In the present study, the progression of knee osteoarthritis was associated with an increase in the expression of MIR-155. However, aerobic training and stem cell injection were associated with decreased expression of MIR-155. The present study is the district research to investigate the effect of aerobic training and stem cells on mir-155 expression. However, in recent years, some studies with different methodology have investigated mesenchymal stem cell interactions, inflammation and MIR-155 and pointed to the role of oxygen free radicals (ROS). Therefore, in the present study, the status of apoptosis and its markers were not measured; reducing the expression of this factor with mesenchymal stem cell and aerobic training may stop the expression of pre-apoptotic proteins.
Another finding of the present study showed that osteoarthritis increased mTORmRNA levels of articular cartilage. This can be indirectly related to lack of optimal autophagy control and progression of apoptosis in chondrocytes. In line with this finding, Ying et al. (2015) showed an increase in the expression of mTORmRNA chondrocytes despite osteoarthritis in human, mouse and dog cartilage, and exercise training used in the present study along with mesenchymal stem cell injection was effective in reducing mTORmRNA levels. Although complex-1 rapamycin (C1-mTOR) is the primary regulator of autophagy in mammals, overexpression of mTORmRNA along with beclin-1 reduction are signs of decreased autophagy capacity and aging. However, protein levels were not measured, the intensity of exercise was mild and moderate and its effects were observed in changing the expression of mTOR along with the increase of Beclin-1. This result may reflect the availability of the necessary ground for autophagy and its inhibition in chondrocytes. Application of moderate intensity training in osteoarthritis that promotes the growth and proliferation of chondrocytes.
The progression of osteoarthritis is associated with profound changes in epigenetic control of gene expression and transcription factors, leading to certain changes in target gene expression in the joint tissue by changing the methylation status of the genome.
Overall, the results of this study showed that a moderate-intensity training period, while increasing Beclin-1 levels, reduced the levels of MIR-155 and mTOR. However, in the present study, protein expression of molecules as well as levels of other autophagy factors such as ULK-1 and LC3 were not measured, which is one of the limitations of the present study.

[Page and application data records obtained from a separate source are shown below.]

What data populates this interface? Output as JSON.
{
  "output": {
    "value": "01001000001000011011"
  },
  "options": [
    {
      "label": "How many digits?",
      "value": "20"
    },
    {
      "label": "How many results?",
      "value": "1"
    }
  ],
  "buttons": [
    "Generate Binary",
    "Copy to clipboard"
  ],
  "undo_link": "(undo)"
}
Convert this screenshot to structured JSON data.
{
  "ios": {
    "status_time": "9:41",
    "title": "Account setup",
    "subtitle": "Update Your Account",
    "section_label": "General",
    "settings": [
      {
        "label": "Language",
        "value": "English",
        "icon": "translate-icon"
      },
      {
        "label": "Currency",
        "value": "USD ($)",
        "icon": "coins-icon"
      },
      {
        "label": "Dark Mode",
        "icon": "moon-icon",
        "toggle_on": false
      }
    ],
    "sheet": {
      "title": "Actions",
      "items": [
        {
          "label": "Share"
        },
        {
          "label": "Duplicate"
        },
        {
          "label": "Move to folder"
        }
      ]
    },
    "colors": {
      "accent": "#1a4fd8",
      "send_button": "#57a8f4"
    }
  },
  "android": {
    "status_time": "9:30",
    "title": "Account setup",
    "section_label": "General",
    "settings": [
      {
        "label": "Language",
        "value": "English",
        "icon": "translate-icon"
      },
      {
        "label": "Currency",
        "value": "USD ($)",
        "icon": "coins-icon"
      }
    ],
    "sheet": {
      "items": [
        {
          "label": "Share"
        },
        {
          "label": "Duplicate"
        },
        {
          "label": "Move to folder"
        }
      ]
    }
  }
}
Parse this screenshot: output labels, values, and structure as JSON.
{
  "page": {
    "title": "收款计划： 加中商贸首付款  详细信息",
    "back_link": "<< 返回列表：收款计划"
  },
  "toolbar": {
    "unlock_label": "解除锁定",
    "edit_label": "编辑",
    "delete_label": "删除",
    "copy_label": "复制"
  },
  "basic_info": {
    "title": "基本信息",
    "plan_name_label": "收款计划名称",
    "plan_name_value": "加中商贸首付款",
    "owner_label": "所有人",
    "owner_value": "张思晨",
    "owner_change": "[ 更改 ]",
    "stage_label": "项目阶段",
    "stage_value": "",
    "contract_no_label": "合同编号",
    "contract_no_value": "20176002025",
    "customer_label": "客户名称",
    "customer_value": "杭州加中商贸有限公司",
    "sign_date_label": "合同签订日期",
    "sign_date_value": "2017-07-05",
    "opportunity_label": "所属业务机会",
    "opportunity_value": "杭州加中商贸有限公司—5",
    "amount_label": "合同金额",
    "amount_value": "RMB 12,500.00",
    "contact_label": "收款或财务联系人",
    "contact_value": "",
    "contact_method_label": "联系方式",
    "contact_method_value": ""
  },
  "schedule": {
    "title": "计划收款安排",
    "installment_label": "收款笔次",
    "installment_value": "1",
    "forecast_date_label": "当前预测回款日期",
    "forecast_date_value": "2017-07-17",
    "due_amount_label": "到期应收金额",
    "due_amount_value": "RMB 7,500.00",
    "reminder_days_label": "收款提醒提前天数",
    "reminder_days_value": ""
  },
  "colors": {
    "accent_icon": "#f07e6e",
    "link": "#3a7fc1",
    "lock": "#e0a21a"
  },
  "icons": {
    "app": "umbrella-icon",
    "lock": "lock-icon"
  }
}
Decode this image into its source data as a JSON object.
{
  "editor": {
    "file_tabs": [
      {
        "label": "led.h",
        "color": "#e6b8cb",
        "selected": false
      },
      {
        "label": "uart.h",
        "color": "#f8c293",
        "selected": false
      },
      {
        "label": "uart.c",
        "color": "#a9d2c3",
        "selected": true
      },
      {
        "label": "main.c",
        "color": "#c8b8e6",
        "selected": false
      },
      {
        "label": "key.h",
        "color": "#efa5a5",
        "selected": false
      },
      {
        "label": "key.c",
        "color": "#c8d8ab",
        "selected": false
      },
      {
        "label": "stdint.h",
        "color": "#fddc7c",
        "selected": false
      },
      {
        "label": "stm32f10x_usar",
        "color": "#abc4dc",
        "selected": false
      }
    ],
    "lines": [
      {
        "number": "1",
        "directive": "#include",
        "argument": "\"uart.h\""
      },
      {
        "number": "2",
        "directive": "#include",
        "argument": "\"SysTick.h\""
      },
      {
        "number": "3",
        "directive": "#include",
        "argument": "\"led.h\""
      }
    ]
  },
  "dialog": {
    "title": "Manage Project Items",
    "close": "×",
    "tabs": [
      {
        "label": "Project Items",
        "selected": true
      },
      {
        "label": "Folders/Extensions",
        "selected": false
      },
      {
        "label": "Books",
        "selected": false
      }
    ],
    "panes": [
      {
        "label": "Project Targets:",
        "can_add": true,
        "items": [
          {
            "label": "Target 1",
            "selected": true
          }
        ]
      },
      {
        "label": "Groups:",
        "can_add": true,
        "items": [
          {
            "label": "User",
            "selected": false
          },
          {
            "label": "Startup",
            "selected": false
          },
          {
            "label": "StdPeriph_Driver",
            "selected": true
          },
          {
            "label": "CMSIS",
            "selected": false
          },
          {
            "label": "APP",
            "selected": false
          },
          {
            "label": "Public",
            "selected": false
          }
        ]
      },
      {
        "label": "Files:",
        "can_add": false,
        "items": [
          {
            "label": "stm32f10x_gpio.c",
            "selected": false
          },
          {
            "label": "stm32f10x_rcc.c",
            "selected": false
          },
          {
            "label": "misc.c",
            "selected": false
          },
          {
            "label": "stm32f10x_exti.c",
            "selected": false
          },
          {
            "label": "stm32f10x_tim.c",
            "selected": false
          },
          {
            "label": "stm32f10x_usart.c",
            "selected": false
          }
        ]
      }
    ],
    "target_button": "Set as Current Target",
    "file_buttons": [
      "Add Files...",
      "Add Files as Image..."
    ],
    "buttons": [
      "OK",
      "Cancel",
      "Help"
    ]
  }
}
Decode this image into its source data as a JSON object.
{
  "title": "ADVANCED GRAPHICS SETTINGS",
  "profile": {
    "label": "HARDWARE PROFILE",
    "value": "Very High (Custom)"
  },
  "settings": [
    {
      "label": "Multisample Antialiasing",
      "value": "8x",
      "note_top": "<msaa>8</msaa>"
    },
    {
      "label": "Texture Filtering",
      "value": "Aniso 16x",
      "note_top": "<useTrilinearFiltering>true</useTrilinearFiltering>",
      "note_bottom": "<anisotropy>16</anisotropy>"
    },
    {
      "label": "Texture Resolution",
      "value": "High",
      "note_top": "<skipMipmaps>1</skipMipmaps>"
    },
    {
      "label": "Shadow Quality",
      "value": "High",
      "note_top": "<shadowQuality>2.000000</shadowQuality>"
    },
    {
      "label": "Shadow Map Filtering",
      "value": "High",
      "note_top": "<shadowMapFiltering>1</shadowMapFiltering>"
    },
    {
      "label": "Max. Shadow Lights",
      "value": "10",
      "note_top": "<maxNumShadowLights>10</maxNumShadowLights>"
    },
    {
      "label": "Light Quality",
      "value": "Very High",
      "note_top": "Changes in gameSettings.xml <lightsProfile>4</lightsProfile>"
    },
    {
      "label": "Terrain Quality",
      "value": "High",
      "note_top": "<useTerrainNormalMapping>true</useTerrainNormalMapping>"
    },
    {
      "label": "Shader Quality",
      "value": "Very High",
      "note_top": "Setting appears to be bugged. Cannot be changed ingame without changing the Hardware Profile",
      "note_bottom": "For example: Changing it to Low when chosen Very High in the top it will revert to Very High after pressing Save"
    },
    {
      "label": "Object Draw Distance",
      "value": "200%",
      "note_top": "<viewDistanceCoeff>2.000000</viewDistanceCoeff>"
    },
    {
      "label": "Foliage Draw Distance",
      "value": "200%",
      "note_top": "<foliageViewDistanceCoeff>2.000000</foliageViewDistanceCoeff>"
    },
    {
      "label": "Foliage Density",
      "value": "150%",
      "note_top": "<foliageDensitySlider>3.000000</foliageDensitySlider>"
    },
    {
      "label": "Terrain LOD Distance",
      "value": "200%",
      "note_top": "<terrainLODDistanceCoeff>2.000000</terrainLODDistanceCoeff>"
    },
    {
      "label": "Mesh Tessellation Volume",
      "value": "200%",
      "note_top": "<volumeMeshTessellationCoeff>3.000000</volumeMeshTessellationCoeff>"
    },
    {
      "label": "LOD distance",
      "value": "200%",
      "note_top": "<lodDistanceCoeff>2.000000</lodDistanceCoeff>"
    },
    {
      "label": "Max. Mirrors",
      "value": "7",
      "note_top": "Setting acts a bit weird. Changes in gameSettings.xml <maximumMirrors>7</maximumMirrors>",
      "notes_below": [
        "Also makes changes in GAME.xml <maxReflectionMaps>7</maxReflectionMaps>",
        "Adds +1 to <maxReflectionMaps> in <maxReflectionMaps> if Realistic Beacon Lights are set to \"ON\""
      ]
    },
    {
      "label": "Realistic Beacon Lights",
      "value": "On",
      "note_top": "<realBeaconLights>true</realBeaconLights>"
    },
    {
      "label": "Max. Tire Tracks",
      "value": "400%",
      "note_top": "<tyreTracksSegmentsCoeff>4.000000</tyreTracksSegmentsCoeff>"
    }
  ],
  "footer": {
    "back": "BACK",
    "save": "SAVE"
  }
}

Therefore, it is suggested that people with osteoarthritis use moderate-intensity exercise training and stem cell to improve the expression of articular cartilage autophagy genes.



Full-Text [PDF 895 kb]   (254 Downloads)    
Type of Study: Research | Subject: Exercise Physiology

Add your comments about this article : Your username or Email:
CAPTCHA

Send email to the article author


Rights and permissions
Creative Commons License This work is licensed under a Creative Commons Attribution-NonCommercial 4.0 International License.

© 2024 CC BY-NC 4.0 | Razi Journal of Medical Sciences

Designed & Developed by : Yektaweb